Look through the listing below and report the lines that have the word "Object" in them.

───

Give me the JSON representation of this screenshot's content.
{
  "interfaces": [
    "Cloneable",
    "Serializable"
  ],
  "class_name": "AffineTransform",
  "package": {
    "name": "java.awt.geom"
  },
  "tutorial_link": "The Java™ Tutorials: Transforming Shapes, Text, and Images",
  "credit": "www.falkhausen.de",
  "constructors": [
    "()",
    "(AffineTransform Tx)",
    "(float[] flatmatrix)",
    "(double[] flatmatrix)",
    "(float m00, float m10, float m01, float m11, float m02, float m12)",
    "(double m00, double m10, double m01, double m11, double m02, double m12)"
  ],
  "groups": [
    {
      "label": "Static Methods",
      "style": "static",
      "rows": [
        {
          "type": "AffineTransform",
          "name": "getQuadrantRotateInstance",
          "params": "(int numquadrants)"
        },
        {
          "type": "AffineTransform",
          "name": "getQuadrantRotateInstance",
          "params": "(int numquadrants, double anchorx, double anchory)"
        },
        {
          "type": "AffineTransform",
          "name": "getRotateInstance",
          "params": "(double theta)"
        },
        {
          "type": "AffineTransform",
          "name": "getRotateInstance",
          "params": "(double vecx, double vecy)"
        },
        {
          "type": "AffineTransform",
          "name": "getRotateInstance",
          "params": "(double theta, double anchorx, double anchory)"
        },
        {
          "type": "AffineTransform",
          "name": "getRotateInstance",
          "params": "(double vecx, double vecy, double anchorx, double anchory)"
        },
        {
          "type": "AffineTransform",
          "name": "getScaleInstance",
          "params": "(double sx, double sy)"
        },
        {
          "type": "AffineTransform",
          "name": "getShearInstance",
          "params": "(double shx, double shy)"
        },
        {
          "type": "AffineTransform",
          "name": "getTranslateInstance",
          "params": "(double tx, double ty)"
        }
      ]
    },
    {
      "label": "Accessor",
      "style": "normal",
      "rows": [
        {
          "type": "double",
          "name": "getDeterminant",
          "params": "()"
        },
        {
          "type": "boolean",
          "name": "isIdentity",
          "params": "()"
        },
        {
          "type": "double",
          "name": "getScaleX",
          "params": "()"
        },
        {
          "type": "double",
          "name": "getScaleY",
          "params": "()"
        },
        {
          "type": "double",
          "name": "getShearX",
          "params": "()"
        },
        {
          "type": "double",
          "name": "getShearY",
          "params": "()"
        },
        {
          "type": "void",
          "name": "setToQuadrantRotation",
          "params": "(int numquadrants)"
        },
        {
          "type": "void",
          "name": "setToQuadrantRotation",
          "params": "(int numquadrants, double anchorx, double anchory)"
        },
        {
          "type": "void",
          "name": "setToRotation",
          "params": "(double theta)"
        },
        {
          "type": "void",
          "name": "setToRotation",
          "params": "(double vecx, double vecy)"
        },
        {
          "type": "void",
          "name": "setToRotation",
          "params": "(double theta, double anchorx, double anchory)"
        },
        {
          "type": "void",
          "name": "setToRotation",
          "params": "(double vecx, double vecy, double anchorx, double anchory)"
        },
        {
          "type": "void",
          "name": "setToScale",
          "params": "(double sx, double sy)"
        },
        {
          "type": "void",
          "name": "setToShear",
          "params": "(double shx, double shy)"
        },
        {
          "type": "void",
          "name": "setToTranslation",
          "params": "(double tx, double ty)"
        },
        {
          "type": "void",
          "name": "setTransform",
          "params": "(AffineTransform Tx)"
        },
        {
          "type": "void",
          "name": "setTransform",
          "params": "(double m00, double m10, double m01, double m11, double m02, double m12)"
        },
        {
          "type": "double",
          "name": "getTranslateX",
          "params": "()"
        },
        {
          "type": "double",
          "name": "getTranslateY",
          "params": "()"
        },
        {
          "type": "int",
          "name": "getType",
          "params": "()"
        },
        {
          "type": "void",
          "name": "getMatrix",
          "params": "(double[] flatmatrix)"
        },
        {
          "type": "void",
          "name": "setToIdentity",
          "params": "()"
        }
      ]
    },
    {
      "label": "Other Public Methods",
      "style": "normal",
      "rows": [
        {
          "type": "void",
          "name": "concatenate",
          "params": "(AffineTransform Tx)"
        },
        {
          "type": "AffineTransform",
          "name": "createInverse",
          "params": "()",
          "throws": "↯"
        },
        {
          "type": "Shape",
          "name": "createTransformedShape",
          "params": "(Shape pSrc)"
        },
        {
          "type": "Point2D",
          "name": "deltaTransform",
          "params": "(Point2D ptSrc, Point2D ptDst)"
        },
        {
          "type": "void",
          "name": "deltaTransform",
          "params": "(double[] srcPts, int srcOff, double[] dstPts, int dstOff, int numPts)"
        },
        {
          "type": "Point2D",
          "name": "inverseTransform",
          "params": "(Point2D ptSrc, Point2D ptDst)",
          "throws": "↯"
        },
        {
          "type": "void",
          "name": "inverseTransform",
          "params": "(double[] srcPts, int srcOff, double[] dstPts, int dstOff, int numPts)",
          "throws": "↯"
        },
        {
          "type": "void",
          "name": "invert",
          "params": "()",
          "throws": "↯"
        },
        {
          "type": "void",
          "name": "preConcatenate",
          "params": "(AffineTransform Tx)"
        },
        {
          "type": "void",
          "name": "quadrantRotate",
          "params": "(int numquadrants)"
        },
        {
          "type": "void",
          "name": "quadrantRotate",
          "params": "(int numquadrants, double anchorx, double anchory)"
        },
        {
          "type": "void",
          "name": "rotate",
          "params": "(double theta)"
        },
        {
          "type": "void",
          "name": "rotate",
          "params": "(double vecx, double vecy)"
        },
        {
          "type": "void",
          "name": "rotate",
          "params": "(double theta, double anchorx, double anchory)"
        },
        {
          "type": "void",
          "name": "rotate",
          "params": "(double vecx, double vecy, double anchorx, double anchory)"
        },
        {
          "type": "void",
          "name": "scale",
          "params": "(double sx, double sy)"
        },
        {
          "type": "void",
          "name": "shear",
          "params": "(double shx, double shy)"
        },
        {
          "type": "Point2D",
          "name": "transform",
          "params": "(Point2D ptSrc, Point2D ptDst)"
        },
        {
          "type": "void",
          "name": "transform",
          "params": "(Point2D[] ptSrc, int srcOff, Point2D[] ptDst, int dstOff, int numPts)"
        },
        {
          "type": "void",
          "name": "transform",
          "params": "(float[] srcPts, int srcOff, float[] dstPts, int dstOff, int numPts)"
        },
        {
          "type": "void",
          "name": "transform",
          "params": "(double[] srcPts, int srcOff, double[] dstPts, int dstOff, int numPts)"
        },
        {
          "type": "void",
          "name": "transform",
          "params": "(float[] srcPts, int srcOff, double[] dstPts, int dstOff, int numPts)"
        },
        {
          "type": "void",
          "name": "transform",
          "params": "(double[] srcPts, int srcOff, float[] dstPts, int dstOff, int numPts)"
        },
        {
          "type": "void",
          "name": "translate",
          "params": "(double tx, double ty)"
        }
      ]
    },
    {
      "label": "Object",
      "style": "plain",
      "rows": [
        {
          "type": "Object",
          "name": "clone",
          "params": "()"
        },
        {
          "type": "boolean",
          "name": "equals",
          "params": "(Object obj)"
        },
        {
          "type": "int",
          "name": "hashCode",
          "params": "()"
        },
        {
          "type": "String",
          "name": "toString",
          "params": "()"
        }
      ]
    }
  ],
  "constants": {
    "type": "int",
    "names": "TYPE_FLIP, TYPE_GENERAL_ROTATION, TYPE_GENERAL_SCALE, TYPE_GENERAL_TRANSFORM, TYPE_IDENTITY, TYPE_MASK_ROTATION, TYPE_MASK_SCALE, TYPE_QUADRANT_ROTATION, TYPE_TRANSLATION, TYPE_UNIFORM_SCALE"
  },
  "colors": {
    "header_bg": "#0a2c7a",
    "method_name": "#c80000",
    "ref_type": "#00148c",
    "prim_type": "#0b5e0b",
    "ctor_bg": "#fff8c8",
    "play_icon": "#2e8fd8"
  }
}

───

• Answer box
      "label": "Object",
          "type": "Object",
          "params": "(Object obj)"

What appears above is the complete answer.